Ever since our Tri-nation tour to Singapore, Malaysia and Thailand, Meena and I have been trying to pack as much in our lives as we possibly can. Our trip to Ambala early this month, was laced with an exceptional drive to Amritsar for a visit to Wagah Border along with my extended family, on the recent footprints of our Dear friend Capt Pratap. From Ambala we routed back to Mumbai via Jhansi, to visit Meena ’s parents. Her sister Kunj Bali too joined us next day from Mumbai. On Anuj’s insistence, his Grandmother, Urmila readily and willingly agreed to visit Khajuraho, while Kunj decided to remain back to look after her Dad.
Four of us took to the road on the Wagon-R at 9 am on 16 Oct, driving 175 km due west of Jhansi. The state highways in MP have been varying from Bad to worse and worst. As I drove, Anuj took to navigation by GPS and googled through for the Chandela history on Khajuraho’s importance. It’s said that the Chandela Dynasty built around 85 huge temples in 20 sq km from 950-1200 AD, only 25 of those have survived in 6 sq km. Of the various surviving temples, the Kandariya Mahadeva Temple is decorated with a profusion of sculptures with intricate details, symbolism and expressiveness of ancient Indian art. Recently, one of the KBC visual qs was based on it.

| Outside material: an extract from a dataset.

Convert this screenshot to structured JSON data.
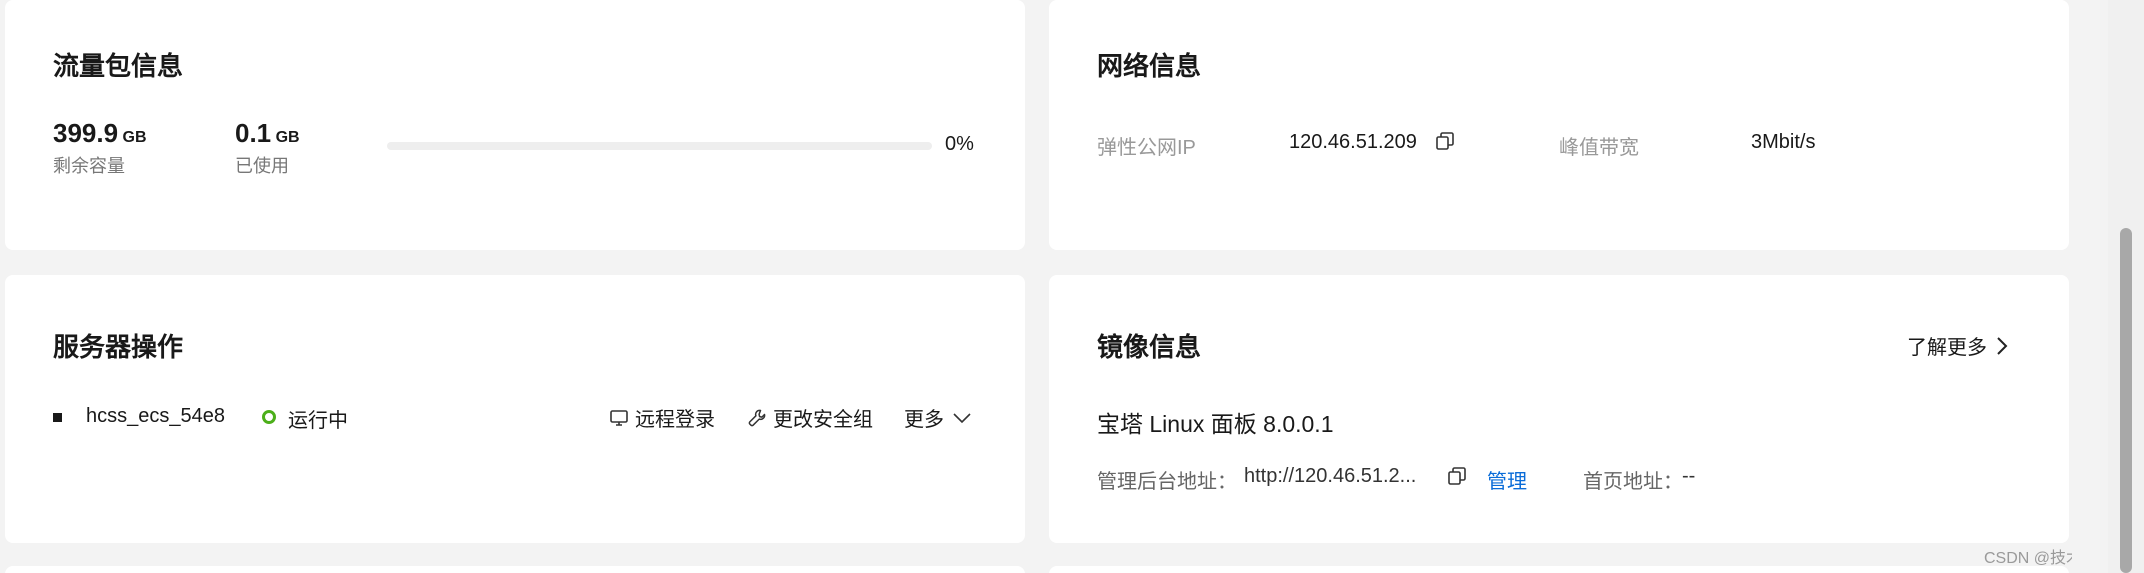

We reached Khajuraho at 1330 and settled ourselves behind the Kandariya Mahadev temple for a quick bite, before starting on our errand visiting the temples in the vicinity. The DSLR snaps below are a testimony of our exceptional interaction with the ancient cultural heritage that has now come under the ambit of the UNESCO World Heritage Sites in India. . Anuj did some quick research and revealed that in those days in the footsteps of Buddha, a large number of youngsters started becoming monks. The Chandela Kings resorted to the construction of temples with erotic statues and carvings, to save the wave of humanity from taking to celibacy. . I remember the last time when we drove through this place from Jhansi to Chilka, where I was then posted 15 yrs ago. Anuj was barely 8 yrs old kid then, running around these temples, giggling and quipping at some European ladies, “foreignerie, foreignerie..”.
By the time we recommenced our return leg after some religious shopping and a refreshing sweet lassi, it was past 7pm. Our drive at night had to be extremely cautious, due to the poor unlit roads. When we turned our car slowly into our cantonment Bungalow, it was past midnight, after yet again beautiful journey of our life.